Our Research

Hygiene and Sanitation

Learn more about our hygiene and sanitation work

Homelessness is among the most urgent crises facing the United States. In addition to tents or sleeping bags on urban sidewalks, many people experiencing homelessness exist outside of public view, along rivers and other waterways, and elsewhere “out in nature.” This project explores reasons individuals live near waterways, specific health and human service needs of this population, and why these needs remain largely unmet. We conducted in-depth, semi-structured interviews with 84 individuals experiencing homelessness, 56 of whom were currently residing or had previously resided near the San Diego River or in nearby canyons, as well as seven key informant interviews with homelessness services and environmental conservation organizations. Our findings reveal that people live near urban waterways for several reasons, including the competing influences of systems designed to ameliorate the impacts of homelessness, such as criminal justice systems, public health systems, and the emergency shelter system.

COVID-19 and Homelessness

Learn more about our COVID-related work

Using web-based and mobile phone text messaging technology, we have conducted a survey of people experiencing unsheltered homelessness in San Diego to better understand their survival strategies and service utilization patterns during the ongoing pandemic of the SARS-CoV-2 virus and the disease it causes, COVID-19. This project seeks to provide valuable insights to local governments and social service agencies on unsheltered individuals’ experiences around the following critical issues: a) decision-making when accepting or declining services such as emergency shelter, health and mental health care, and food and financial assistance; b) whether services were accepted voluntarily or if individuals felt coerced (e.g., by law enforcement); c) decision-making and survival strategies about where to stay if declining emergency shelter; and d) level of access to sanitation and hygiene facilities for people who have remained unsheltered during the pandemic.

Encampment Management

Learn more about Nicolas’s thesis project

Community Responses to City-Sanctioned Homeless Encampment Sweeps in Los Angeles, CA (Nicolas Gutierrez III)

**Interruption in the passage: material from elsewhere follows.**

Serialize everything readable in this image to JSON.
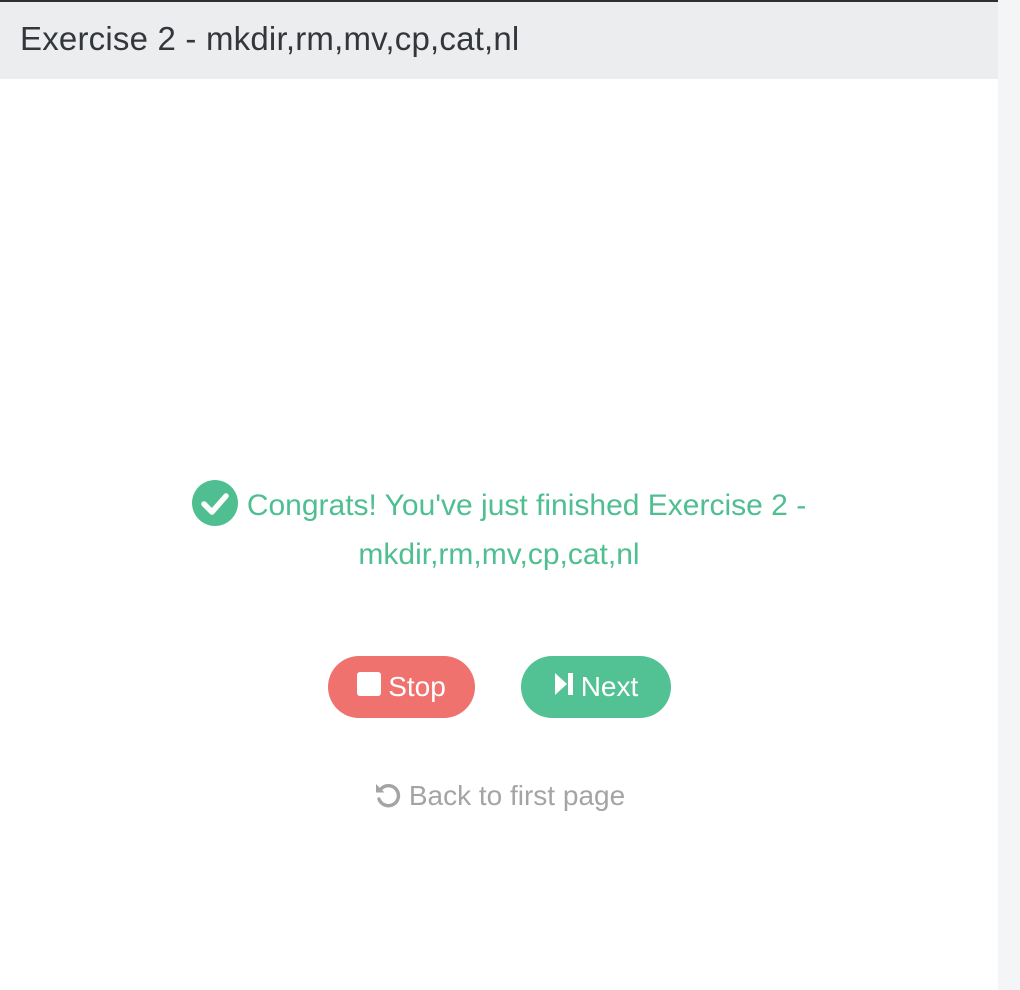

The City of Los Angeles is home to over 41,000 individuals experiencing homelessness, forming one of the largest homeless populations in the United States. Nearly 70% of unhoused individuals stay in places not meant for sleeping, such as vehicles, tents, and makeshift shelters (LAHSA, 2020). A recent increase in the unsheltered homeless population across the city has prompted attempts to control their visibility, including a 2021 anti-camping ordinance passed by the LA City Council that bans sitting, sleeping, lying down, and storing property in the public right-of-way throughout the city. City agencies have also ramped up homeless encampment sweeps in which occupants are evicted from their makeshift shelters and given limited opportunity to secure their belongings before they are impounded and/or destroyed. Encampment sweeps have literally become a matter of life and death due to the loss of life-sustaining items like medicine as well as the use of heavy and dangerous machinery like bulldozers. Some community members—housed and unhoused—have deemed the city’s current encampment management practices inhumane and taken it upon themselves to resist the harmful effects of sweeps through sweep blockades, community cleanups, and other forms of mutual aid.

My thesis explores how encampment residents and homelessness activists reject/resist current encampment management policies—specifically LAMC 41.18—and reclaim the physical and emotional losses that come as a cost of these city-sanctioned practices—specifically encampment sweeps. My interviews with encampment residents and activists will focus on: (1) their lived experiences with city-sanctioned sweeps and community-organized responses; and (2) their involvement in direct action, resistance, and mutual aid efforts to address the rights, well-being, and other needs of encampment residents. The central aim of this research is to improve the quality of life of individuals experiencing unsheltered homelessness.